CDC and FDA developed a CLEW User Guidance document, which explains how to install and use the CLEW, as well as the products developed in the CDC and FDA pilots. The report is available here: https://aspe.hhs.gov/sites/default/files/private/pdf/259016/NLP-CLEW-UserGuidanceDocument-508.pdf.
The NLP Workbench Web Service Project Website is available at: https://www.cdc.gov/cancer/npcr/informatics/nlp-workbench/index.htm
CLEW, the cloud-based, open-source NLP Workbench Web Service code and documentation have been uploaded to the CDC public GitHub at https://github.com/CDCgov/NLPWorkbench and the FDA public GitHub at https://github.com/FDA/.
The FDA project team initiated and completed the generation of an annotated corpus to support training and development efforts of language models. The complete clinical and temporal annotations for the 1,000 Vaccine Adverse Event Reporting System (VAERS) reports are publicly available to the research community on GitHub here: http://github.com/fda/VAERS-Annotations.
The results of the environmental scan and literature review, “Natural Language Processing Systems for Capturing and Standardizing Unstructured Clinical Information: A Systematic Review” were published in the September 2017 issue of the Journal of Biomedical Informatics.

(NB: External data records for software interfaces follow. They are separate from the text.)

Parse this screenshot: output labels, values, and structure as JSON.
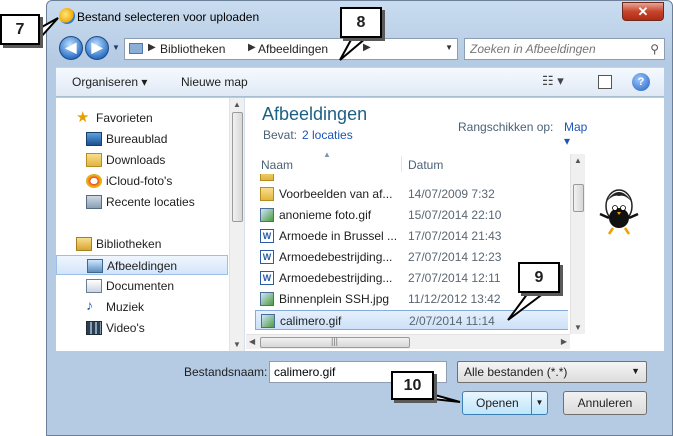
{
  "window": {
    "title": "Bestand selecteren voor uploaden",
    "close_label": "✕"
  },
  "nav": {
    "breadcrumb": [
      "Bibliotheken",
      "Afbeeldingen"
    ],
    "search_placeholder": "Zoeken in Afbeeldingen"
  },
  "toolbar": {
    "organize_label": "Organiseren ▾",
    "new_folder_label": "Nieuwe map",
    "view_icon": "☷ ▾",
    "help_label": "?"
  },
  "sidebar": {
    "favorites": {
      "label": "Favorieten",
      "icon": "star-icon"
    },
    "favorite_items": [
      {
        "label": "Bureaublad",
        "icon": "desktop-icon"
      },
      {
        "label": "Downloads",
        "icon": "downloads-icon"
      },
      {
        "label": "iCloud-foto's",
        "icon": "icloud-icon"
      },
      {
        "label": "Recente locaties",
        "icon": "recent-places-icon"
      }
    ],
    "libraries": {
      "label": "Bibliotheken",
      "icon": "libraries-icon"
    },
    "library_items": [
      {
        "label": "Afbeeldingen",
        "icon": "pictures-icon",
        "selected": true
      },
      {
        "label": "Documenten",
        "icon": "documents-icon"
      },
      {
        "label": "Muziek",
        "icon": "music-icon"
      },
      {
        "label": "Video's",
        "icon": "videos-icon"
      }
    ]
  },
  "library": {
    "title": "Afbeeldingen",
    "includes_label": "Bevat:",
    "includes_link": "2 locaties",
    "arrange_label": "Rangschikken op:",
    "arrange_value": "Map ▾"
  },
  "columns": {
    "name": "Naam",
    "date": "Datum"
  },
  "files": [
    {
      "name": "Voorbeelden van af...",
      "date": "14/07/2009 7:32",
      "type": "folder"
    },
    {
      "name": "anonieme foto.gif",
      "date": "15/07/2014 22:10",
      "type": "image"
    },
    {
      "name": "Armoede in Brussel ...",
      "date": "17/07/2014 21:43",
      "type": "word"
    },
    {
      "name": "Armoedebestrijding...",
      "date": "27/07/2014 12:23",
      "type": "word"
    },
    {
      "name": "Armoedebestrijding...",
      "date": "27/07/2014 12:11",
      "type": "word"
    },
    {
      "name": "Binnenplein SSH.jpg",
      "date": "11/12/2012 13:42",
      "type": "image"
    },
    {
      "name": "calimero.gif",
      "date": "2/07/2014 11:14",
      "type": "image",
      "selected": true
    }
  ],
  "bottom": {
    "filename_label": "Bestandsnaam:",
    "filename_value": "calimero.gif",
    "filetype_value": "Alle bestanden (*.*)",
    "open_label": "Openen",
    "cancel_label": "Annuleren"
  },
  "callouts": [
    "7",
    "8",
    "9",
    "10"
  ]
}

The article can be found here: https://www.ncbi.nlm.nih.gov/pubmed/28729030
- The team also published the final corpus in a paper describing the methodology used to create it so that researchers can assess the utility of the corpus to their own work. The paper titled “Generation of an annotated reference standard for vaccine adverse event reports” was published in Vaccine in 2019. The paper can be found here: https://www.ncbi.nlm.nih.gov/pubmed/29880244
Below is a list of ASPE-funded PCORTF projects that are related to this project
Technologies for Donating Medicare Beneficiary Claims Data to Research Studies - This project aims to provide a safe and secure mechanism for Medicare beneficiaries to donate least three years of their individual Medicare claims data to scientific research studies. This project will allow researchers to collect longitudinal patient information from Medicare and to link data sets with other relevant information for NIH-led research. In addition, this project leverages current investments in federal data infrastructure to inform future infrastructure development—combining advances in Blue Button on FHIR (Blue Button 2.0) and S4S to enhance data collection by the All of Us initiative.